[Records contained in a dataset]
......

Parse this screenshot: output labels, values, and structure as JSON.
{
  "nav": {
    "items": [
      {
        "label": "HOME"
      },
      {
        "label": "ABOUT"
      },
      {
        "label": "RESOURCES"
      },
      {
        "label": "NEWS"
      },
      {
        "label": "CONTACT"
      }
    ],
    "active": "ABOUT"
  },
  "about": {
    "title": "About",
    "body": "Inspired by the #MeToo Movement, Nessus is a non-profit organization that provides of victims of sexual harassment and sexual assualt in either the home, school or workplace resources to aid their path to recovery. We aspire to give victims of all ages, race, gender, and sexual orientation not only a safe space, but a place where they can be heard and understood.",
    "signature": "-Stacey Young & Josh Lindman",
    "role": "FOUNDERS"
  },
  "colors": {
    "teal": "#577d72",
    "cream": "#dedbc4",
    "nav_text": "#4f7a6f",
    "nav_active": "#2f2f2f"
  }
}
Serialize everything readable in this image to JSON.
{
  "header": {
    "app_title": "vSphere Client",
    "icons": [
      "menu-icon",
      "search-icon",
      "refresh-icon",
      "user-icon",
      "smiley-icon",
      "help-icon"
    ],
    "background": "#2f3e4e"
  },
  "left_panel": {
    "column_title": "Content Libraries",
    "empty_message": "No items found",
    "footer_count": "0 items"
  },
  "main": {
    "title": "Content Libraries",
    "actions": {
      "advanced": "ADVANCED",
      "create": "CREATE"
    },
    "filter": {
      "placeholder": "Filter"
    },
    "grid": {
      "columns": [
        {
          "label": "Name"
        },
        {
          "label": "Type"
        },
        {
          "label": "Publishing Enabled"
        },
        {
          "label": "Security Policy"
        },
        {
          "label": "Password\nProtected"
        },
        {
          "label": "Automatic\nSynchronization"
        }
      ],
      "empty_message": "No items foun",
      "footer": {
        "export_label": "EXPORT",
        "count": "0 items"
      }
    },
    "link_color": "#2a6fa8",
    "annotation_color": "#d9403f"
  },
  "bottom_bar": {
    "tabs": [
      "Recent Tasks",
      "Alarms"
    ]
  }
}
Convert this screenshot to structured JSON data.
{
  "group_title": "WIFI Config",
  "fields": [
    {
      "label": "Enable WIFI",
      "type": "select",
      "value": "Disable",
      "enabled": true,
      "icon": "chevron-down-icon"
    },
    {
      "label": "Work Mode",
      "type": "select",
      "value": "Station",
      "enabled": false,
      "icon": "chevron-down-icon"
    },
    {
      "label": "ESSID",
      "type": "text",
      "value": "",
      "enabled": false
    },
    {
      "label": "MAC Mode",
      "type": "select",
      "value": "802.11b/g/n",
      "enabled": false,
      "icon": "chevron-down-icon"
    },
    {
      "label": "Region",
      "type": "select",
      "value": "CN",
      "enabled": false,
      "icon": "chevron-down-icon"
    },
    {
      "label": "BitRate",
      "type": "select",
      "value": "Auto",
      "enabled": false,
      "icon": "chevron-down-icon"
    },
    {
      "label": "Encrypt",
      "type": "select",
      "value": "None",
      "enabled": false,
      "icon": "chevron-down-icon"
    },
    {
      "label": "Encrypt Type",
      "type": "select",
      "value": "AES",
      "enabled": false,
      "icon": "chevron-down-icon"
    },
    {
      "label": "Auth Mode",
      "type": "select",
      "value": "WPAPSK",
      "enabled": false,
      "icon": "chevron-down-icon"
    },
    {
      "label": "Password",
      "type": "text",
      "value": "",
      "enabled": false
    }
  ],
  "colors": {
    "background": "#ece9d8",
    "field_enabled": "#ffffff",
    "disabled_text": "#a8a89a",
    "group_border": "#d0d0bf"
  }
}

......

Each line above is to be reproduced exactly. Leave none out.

Parse this screenshot: output labels, values, and structure as JSON.
{
  "nav": {
    "items": [
      {
        "label": "HOME"
      },
      {
        "label": "ABOUT"
      },
      {
        "label": "RESOURCES"
      },
      {
        "label": "NEWS"
      },
      {
        "label": "CONTACT"
      }
    ],
    "active": "ABOUT"
  },
  "about": {
    "title": "About",
    "body": "Inspired by the #MeToo Movement, Nessus is a non-profit organization that provides of victims of sexual harassment and sexual assualt in either the home, school or workplace resources to aid their path to recovery. We aspire to give victims of all ages, race, gender, and sexual orientation not only a safe space, but a place where they can be heard and understood.",
    "signature": "-Stacey Young & Josh Lindman",
    "role": "FOUNDERS"
  },
  "colors": {
    "teal": "#577d72",
    "cream": "#dedbc4",
    "nav_text": "#4f7a6f",
    "nav_active": "#2f2f2f"
  }
}
Serialize everything readable in this image to JSON.
{
  "header": {
    "app_title": "vSphere Client",
    "icons": [
      "menu-icon",
      "search-icon",
      "refresh-icon",
      "user-icon",
      "smiley-icon",
      "help-icon"
    ],
    "background": "#2f3e4e"
  },
  "left_panel": {
    "column_title": "Content Libraries",
    "empty_message": "No items found",
    "footer_count": "0 items"
  },
  "main": {
    "title": "Content Libraries",
    "actions": {
      "advanced": "ADVANCED",
      "create": "CREATE"
    },
    "filter": {
      "placeholder": "Filter"
    },
    "grid": {
      "columns": [
        {
          "label": "Name"
        },
        {
          "label": "Type"
        },
        {
          "label": "Publishing Enabled"
        },
        {
          "label": "Security Policy"
        },
        {
          "label": "Password\nProtected"
        },
        {
          "label": "Automatic\nSynchronization"
        }
      ],
      "empty_message": "No items foun",
      "footer": {
        "export_label": "EXPORT",
        "count": "0 items"
      }
    },
    "link_color": "#2a6fa8",
    "annotation_color": "#d9403f"
  },
  "bottom_bar": {
    "tabs": [
      "Recent Tasks",
      "Alarms"
    ]
  }
}
Convert this screenshot to structured JSON data.
{
  "group_title": "WIFI Config",
  "fields": [
    {
      "label": "Enable WIFI",
      "type": "select",
      "value": "Disable",
      "enabled": true,
      "icon": "chevron-down-icon"
    },
    {
      "label": "Work Mode",
      "type": "select",
      "value": "Station",
      "enabled": false,
      "icon": "chevron-down-icon"
    },
    {
      "label": "ESSID",
      "type": "text",
      "value": "",
      "enabled": false
    },
    {
      "label": "MAC Mode",
      "type": "select",
      "value": "802.11b/g/n",
      "enabled": false,
      "icon": "chevron-down-icon"
    },
    {
      "label": "Region",
      "type": "select",
      "value": "CN",
      "enabled": false,
      "icon": "chevron-down-icon"
    },
    {
      "label": "BitRate",
      "type": "select",
      "value": "Auto",
      "enabled": false,
      "icon": "chevron-down-icon"
    },
    {
      "label": "Encrypt",
      "type": "select",
      "value": "None",
      "enabled": false,
      "icon": "chevron-down-icon"
    },
    {
      "label": "Encrypt Type",
      "type": "select",
      "value": "AES",
      "enabled": false,
      "icon": "chevron-down-icon"
    },
    {
      "label": "Auth Mode",
      "type": "select",
      "value": "WPAPSK",
      "enabled": false,
      "icon": "chevron-down-icon"
    },
    {
      "label": "Password",
      "type": "text",
      "value": "",
      "enabled": false
    }
  ],
  "colors": {
    "background": "#ece9d8",
    "field_enabled": "#ffffff",
    "disabled_text": "#a8a89a",
    "group_border": "#d0d0bf"
  }
}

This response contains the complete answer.